Start by standing up with the guitar strapped on in front of you & check the height. It will vary depending on how long your arms are. I'd say the best place to start would be to set the guitar up so that the very bottom of if just covers your belt buckle. (When you play you should also wear your belt buckle to the side so you don't chew away the finish on the guitar - that's called buckle rash) If you can climb the whole neck with your fret hand without bending  your wrist more than 45 degrees then it's set good. Your picking arm should be resting on the top edge of the guitar & your hand should rest just behind the neck pickup with your wrist just barely touching the top corner of the bridge. most of your picking will be done between the two pickups, but there are plenty of occasions where you want to play right where the strings meet the bridge & there are some occasions where you'll want to play the stings up on the fretboard as well. Especially for soft ballads etc. Anyways, I hope that helps somewhat. Let me know how it goes & good luck!
Peace - J.


---------- FOLLOW-UP ----------

QUESTION: Thanks, I'm thinking you may be right about making some adjustments to a Gibson. Maybe, it just a matter of getting used to. Guess its what makes it a Les Paul. I would, however, like to know more about your tip/tips on intonation. Which strings do you prefer, and just how low can the action be adjusted?

Answer
Hey Gene, I'm the wrong guy to ask for that bro! I play with my action pretty high compared to most guys, and I also use 2 different string types of differing gauges, so not too consistent there either. I only play D'Addario strings, for Rock & Blues I use either 10-46 Nickel Wound or 10 - 48 Chromes. If I want to play strict jazz, I'll load up on much heavier strings (11's or 12's) to remind myself not to bend the strings too much. As for intonation, it takes some practice to get it right, but in essence what you want to do is match the fretted note & the harmonic at the 12th fret. If they're both in unison, you're usually good to go if your neck is good. Hope that helps bro, if you need anything else, just drop me a line1
Peace - J.

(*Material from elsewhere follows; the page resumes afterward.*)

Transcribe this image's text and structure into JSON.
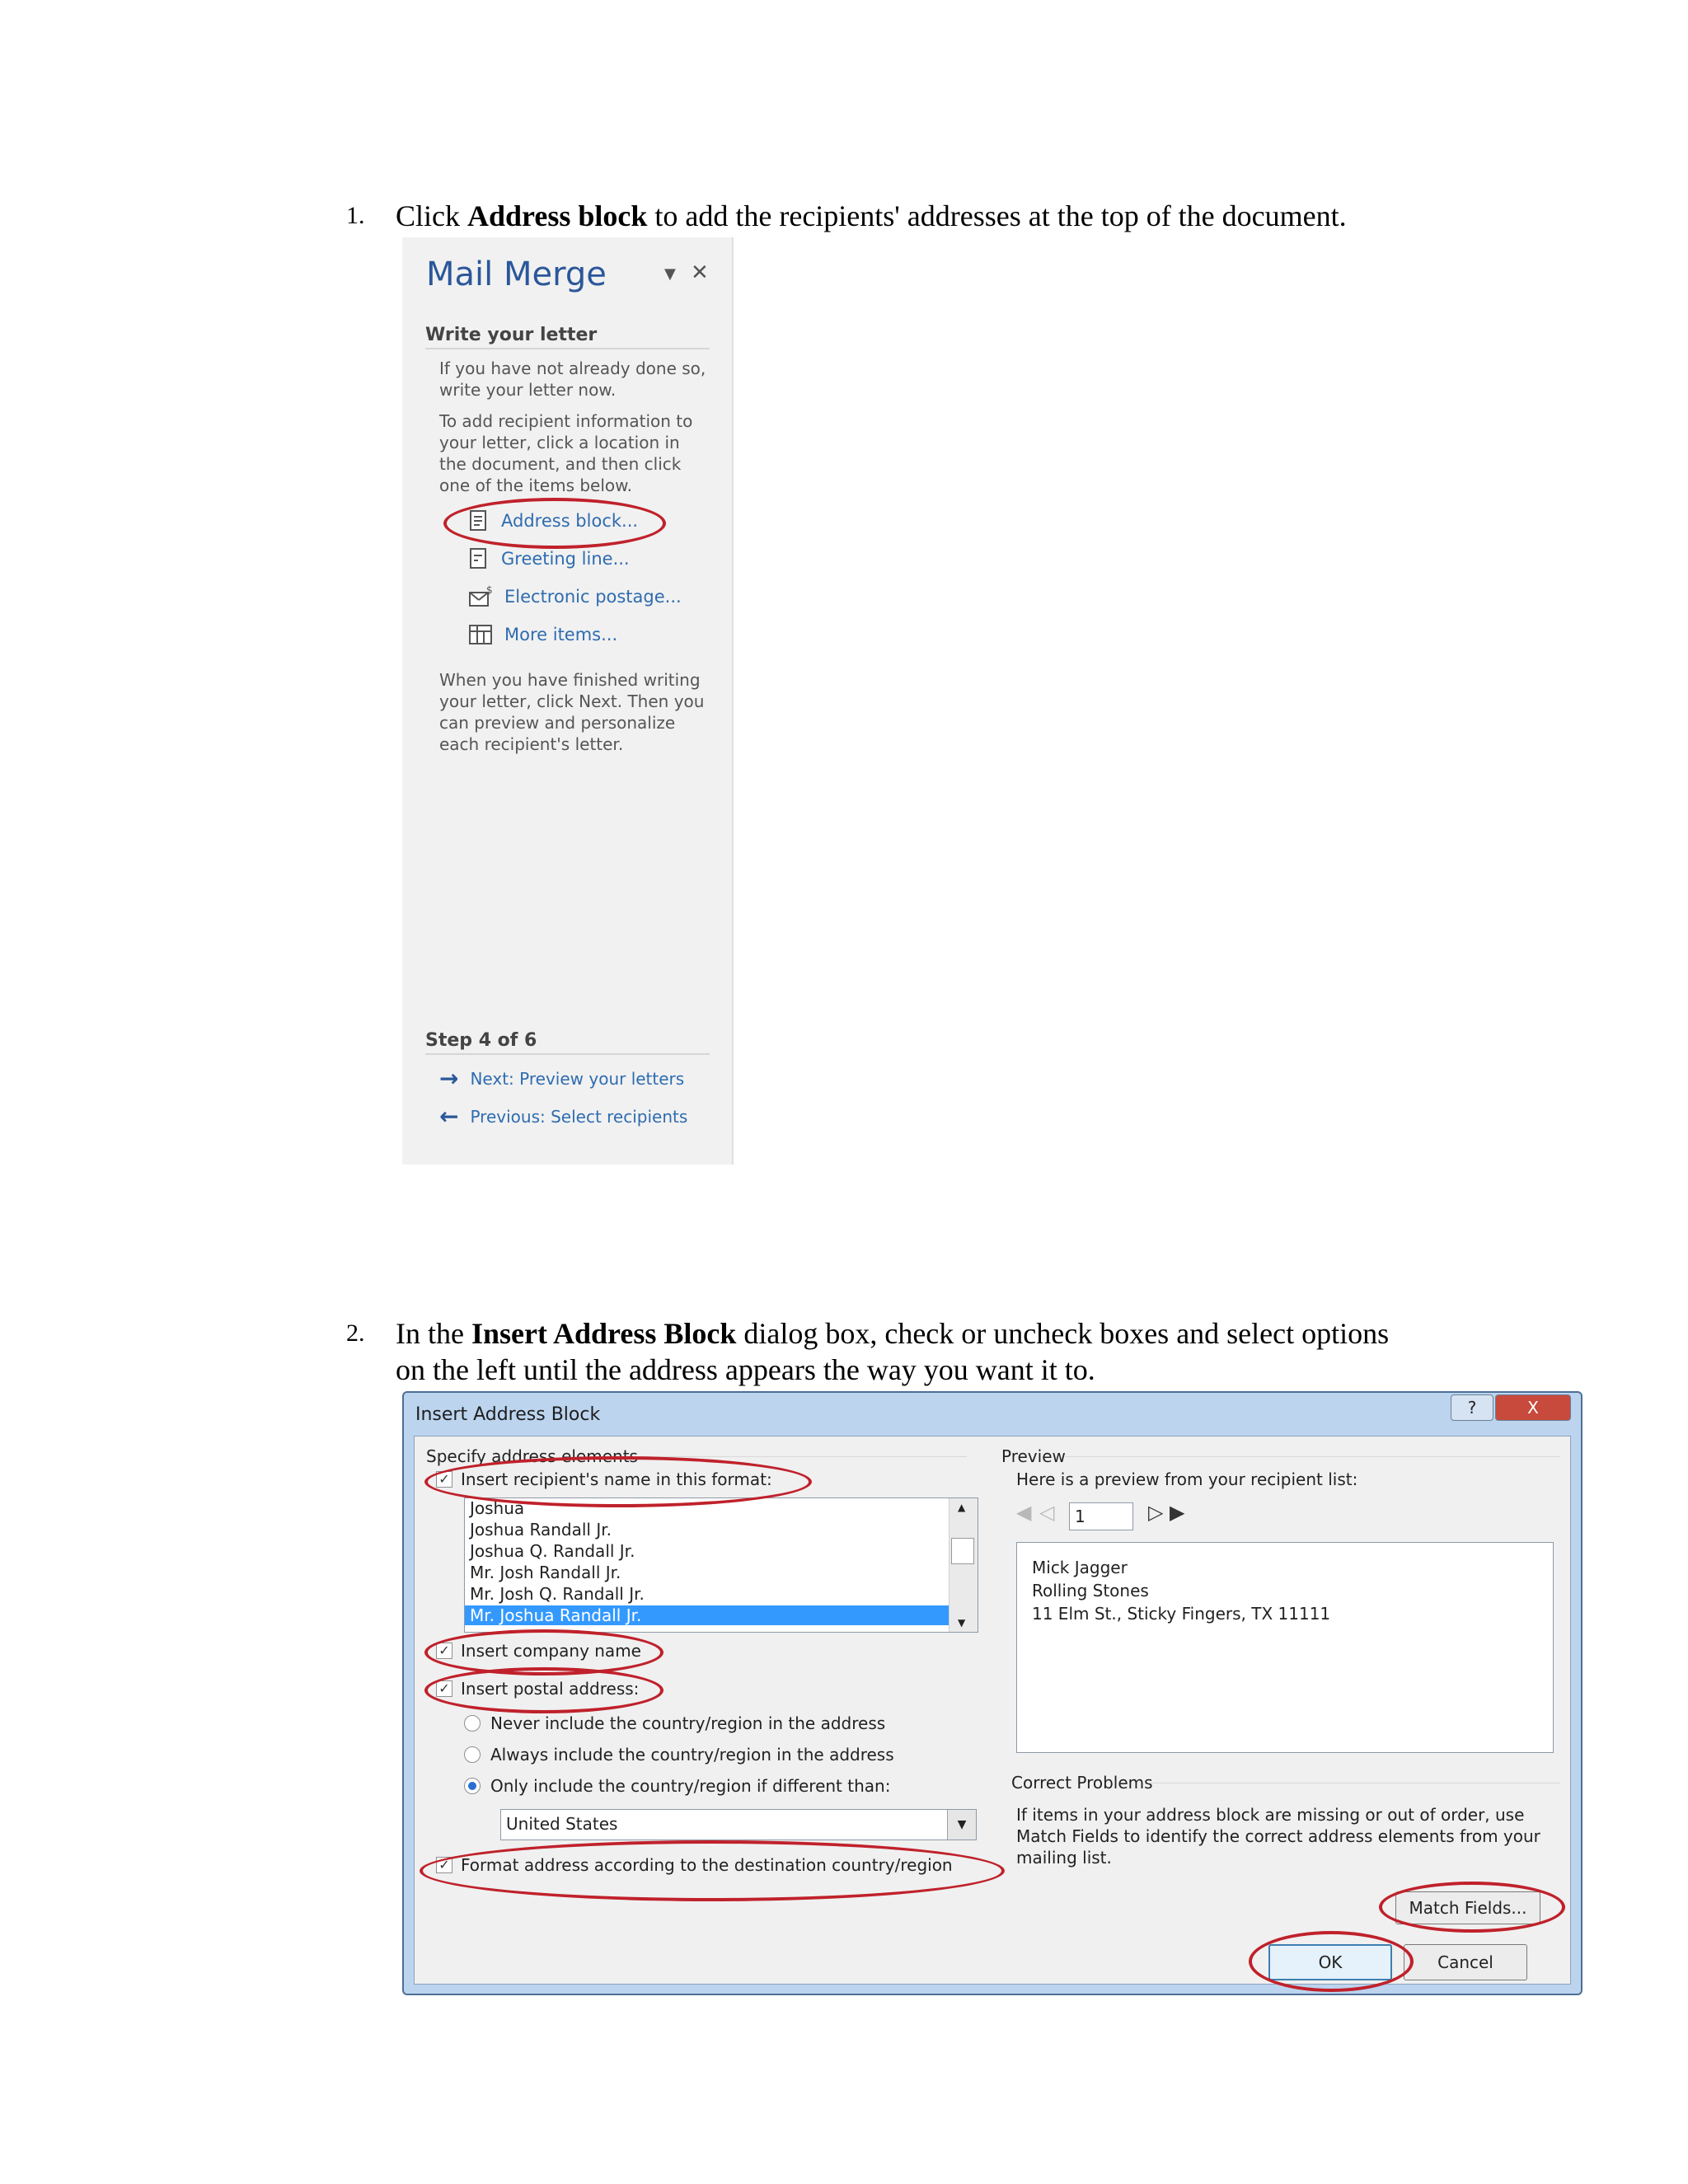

Guitar - General

All Answers


Answers by Expert:


Ask Experts

Volunteer


Jason Fryer

Expertise

Jason Fryer is a Canadian musician, producer, recording engineer & music instructor. Born in Montreal, Quebec, he attended the Musician's Professional Workshop on scholarship from Montreal radio station CHOM FM, studied Classical Music & Art at Vanier College, & holds a degree from Herzing Institute in Micro Computer Electronics. A veteran of the Canadian Music Scene, Jason has had the honour of playing with some of Canada’s finest musicians. Juno & Maple Blues award winning artists such as Jerome Godboo, Eric Shenkman, Jerry Mercer, Steve Marriner & Matt Sobb, Al Wood, Murray Kinsley, Leigh-Anne Stanton, Rod Williams, Thomas Starwalker Clair, David Maracle, Greg Morency, Scott Price, Simon Meilleur & Bobby Watt are but a few of the many Canadian greats Jason has enjoyed sharing the stage with. He has also had the rare & esteemed privilege to work with & study under legendary producer/engineer & former V.P. of Island Records Rob Fraboni. (Bob Dylan, The Band, Eric Clapton, Keith Richards, The Rolling Stones, The Beach Boys, Joe Cocker, Bonnie Raitt) Rob's generosity in sharing his vast & expansive degree of knowledge & expertise in the field of sound recording has been an invaluable asset to Jason's development as a producer & recording engineer.

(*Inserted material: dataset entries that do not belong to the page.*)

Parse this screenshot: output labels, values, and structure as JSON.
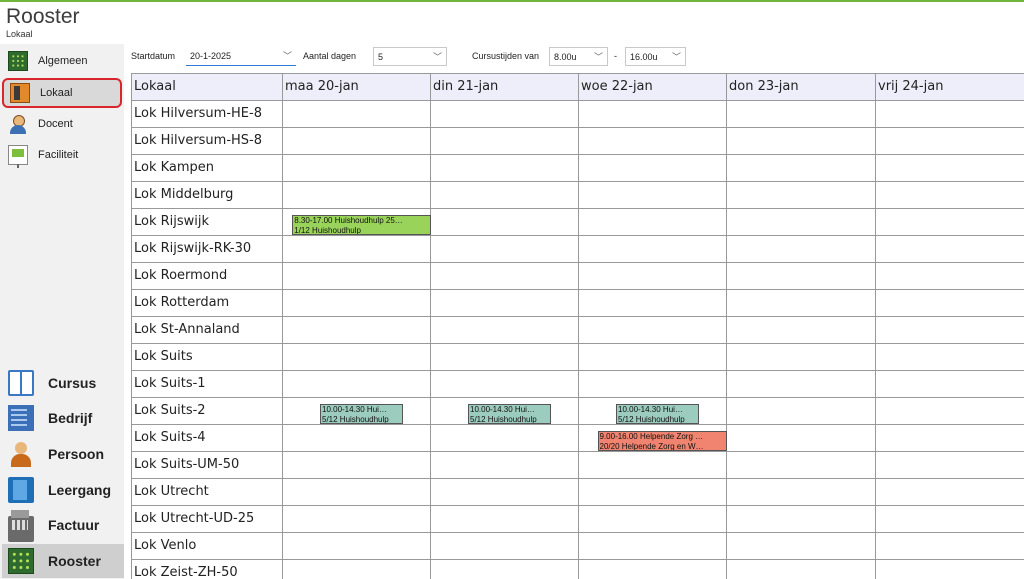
{
  "app": {
    "title": "Rooster",
    "subtitle": "Lokaal"
  },
  "colors": {
    "accent_line": "#6fb53e",
    "event_green": "#99d35a",
    "event_teal": "#9cccbd",
    "event_red": "#f08470",
    "header_bg": "#eeeefa",
    "active_outline": "#d9262c"
  },
  "sidebar": {
    "top_items": [
      {
        "label": "Algemeen",
        "icon": "grid-icon",
        "active": false
      },
      {
        "label": "Lokaal",
        "icon": "door-icon",
        "active": true
      },
      {
        "label": "Docent",
        "icon": "teacher-icon",
        "active": false
      },
      {
        "label": "Faciliteit",
        "icon": "presentation-board-icon",
        "active": false
      }
    ],
    "bottom_items": [
      {
        "label": "Cursus",
        "icon": "book-icon",
        "active": false
      },
      {
        "label": "Bedrijf",
        "icon": "building-icon",
        "active": false
      },
      {
        "label": "Persoon",
        "icon": "person-icon",
        "active": false
      },
      {
        "label": "Leergang",
        "icon": "folder-icon",
        "active": false
      },
      {
        "label": "Factuur",
        "icon": "cash-register-icon",
        "active": false
      },
      {
        "label": "Rooster",
        "icon": "grid-icon",
        "active": true
      }
    ]
  },
  "toolbar": {
    "startdatum_label": "Startdatum",
    "startdatum_value": "20-1-2025",
    "aantal_dagen_label": "Aantal dagen",
    "aantal_dagen_value": "5",
    "cursustijden_label": "Cursustijden van",
    "time_from": "8.00u",
    "time_separator": "-",
    "time_to": "16.00u"
  },
  "schedule": {
    "room_header": "Lokaal",
    "days": [
      "maa 20-jan",
      "din 21-jan",
      "woe 22-jan",
      "don 23-jan",
      "vrij 24-jan"
    ],
    "rooms": [
      "Lok Hilversum-HE-8",
      "Lok Hilversum-HS-8",
      "Lok Kampen",
      "Lok Middelburg",
      "Lok Rijswijk",
      "Lok Rijswijk-RK-30",
      "Lok Roermond",
      "Lok Rotterdam",
      "Lok St-Annaland",
      "Lok Suits",
      "Lok Suits-1",
      "Lok Suits-2",
      "Lok Suits-4",
      "Lok Suits-UM-50",
      "Lok Utrecht",
      "Lok Utrecht-UD-25",
      "Lok Venlo",
      "Lok Zeist-ZH-50"
    ],
    "events": [
      {
        "room": 4,
        "day": 0,
        "start": 8.5,
        "end": 17.0,
        "color": "#99d35a",
        "line1": "8.30-17.00 Huishoudhulp 25…",
        "line2": "1/12 Huishoudhulp"
      },
      {
        "room": 11,
        "day": 0,
        "start": 10.0,
        "end": 14.5,
        "color": "#9cccbd",
        "line1": "10.00-14.30 Hui…",
        "line2": "5/12 Huishoudhulp"
      },
      {
        "room": 11,
        "day": 1,
        "start": 10.0,
        "end": 14.5,
        "color": "#9cccbd",
        "line1": "10.00-14.30 Hui…",
        "line2": "5/12 Huishoudhulp"
      },
      {
        "room": 11,
        "day": 2,
        "start": 10.0,
        "end": 14.5,
        "color": "#9cccbd",
        "line1": "10.00-14.30 Hui…",
        "line2": "5/12 Huishoudhulp"
      },
      {
        "room": 12,
        "day": 2,
        "start": 9.0,
        "end": 16.0,
        "color": "#f08470",
        "line1": "9.00-16.00 Helpende Zorg …",
        "line2": "20/20 Helpende Zorg en W…"
      }
    ]
  }
}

Experience

I have been playing guitar for over 30 years & tour regularly with my band River City Junction. We play a mix of Blues, Jazz, Funk, Motown, R&B & Classic Rock so I can help answer any questions related to these genres as well. I also have extensive experience using many different brands of guitars, amplifiers & effects. I do most of my own work on my guitars, & I also build & repair my own pedals & tube amps, so I can help with questions of a technical nature with regards to these subjects as well.

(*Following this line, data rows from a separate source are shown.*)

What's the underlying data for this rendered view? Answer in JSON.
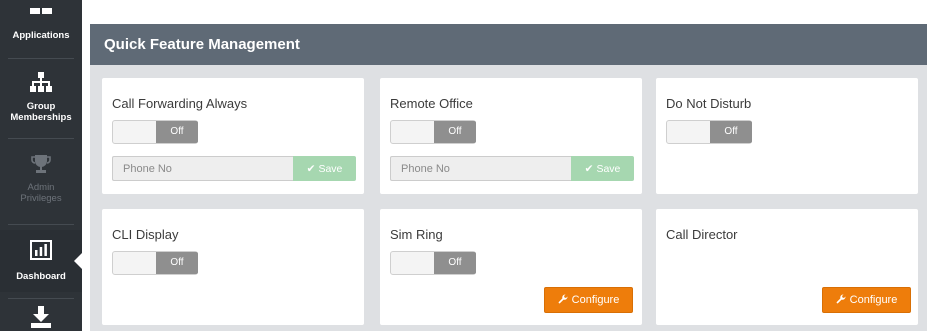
{
  "sidebar": {
    "items": [
      {
        "label": "Applications",
        "icon": "grid-icon"
      },
      {
        "label": "Group Memberships",
        "icon": "org-chart-icon"
      },
      {
        "label": "Admin Privileges",
        "icon": "trophy-icon"
      },
      {
        "label": "Dashboard",
        "icon": "bar-chart-icon"
      },
      {
        "label": "",
        "icon": "download-icon"
      }
    ]
  },
  "panel": {
    "title": "Quick Feature Management"
  },
  "cards": {
    "call_forwarding_always": {
      "title": "Call Forwarding Always",
      "toggle_label": "Off",
      "phone_placeholder": "Phone No",
      "save_label": "Save"
    },
    "remote_office": {
      "title": "Remote Office",
      "toggle_label": "Off",
      "phone_placeholder": "Phone No",
      "save_label": "Save"
    },
    "do_not_disturb": {
      "title": "Do Not Disturb",
      "toggle_label": "Off"
    },
    "cli_display": {
      "title": "CLI Display",
      "toggle_label": "Off"
    },
    "sim_ring": {
      "title": "Sim Ring",
      "toggle_label": "Off",
      "configure_label": "Configure"
    },
    "call_director": {
      "title": "Call Director",
      "configure_label": "Configure"
    }
  },
  "colors": {
    "sidebar_bg": "#2e3338",
    "header_bg": "#5f6a76",
    "save_green": "#a6d7b0",
    "configure_orange": "#ee7d0b",
    "toggle_off": "#8f8f8f"
  }
}
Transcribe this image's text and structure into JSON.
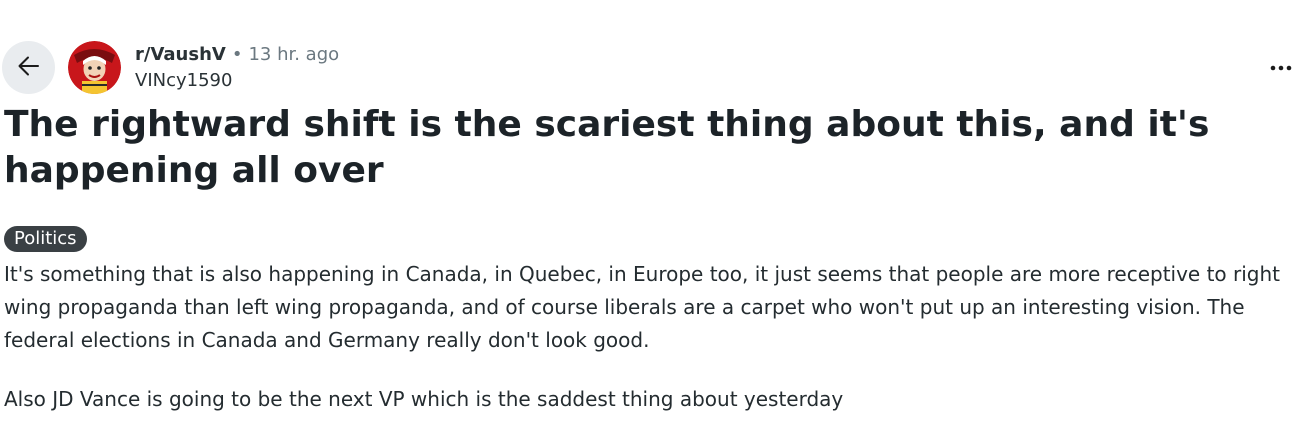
{
  "post": {
    "subreddit": "r/VaushV",
    "separator": "•",
    "time": "13 hr. ago",
    "author": "VINcy1590",
    "title": "The rightward shift is the scariest thing about this, and it's happening all over",
    "flair": "Politics",
    "paragraphs": [
      "It's something that is also happening in Canada, in Quebec, in Europe too, it just seems that people are more receptive to right wing propaganda than left wing propaganda, and of course liberals are a carpet who won't put up an interesting vision. The federal elections in Canada and Germany really don't look good.",
      "Also JD Vance is going to be the next VP which is the saddest thing about yesterday"
    ]
  },
  "icons": {
    "back": "arrow-left-icon",
    "more": "more-horizontal-icon"
  },
  "colors": {
    "back_button_bg": "#e9ecef",
    "flair_bg": "#3a4044",
    "avatar_red": "#c8161b"
  }
}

Organizations
River CIty Junction Tone King Records

Education/Credentials
Musician's Professional Workshop Scholarship (CHOM FM)
Vanier College (Classical Music - Guitar)
Herzing Institute (Micro-Computer Electronics)
Have taken numerous online courses in recording/engineering

©2016 About.com. All rights reserved.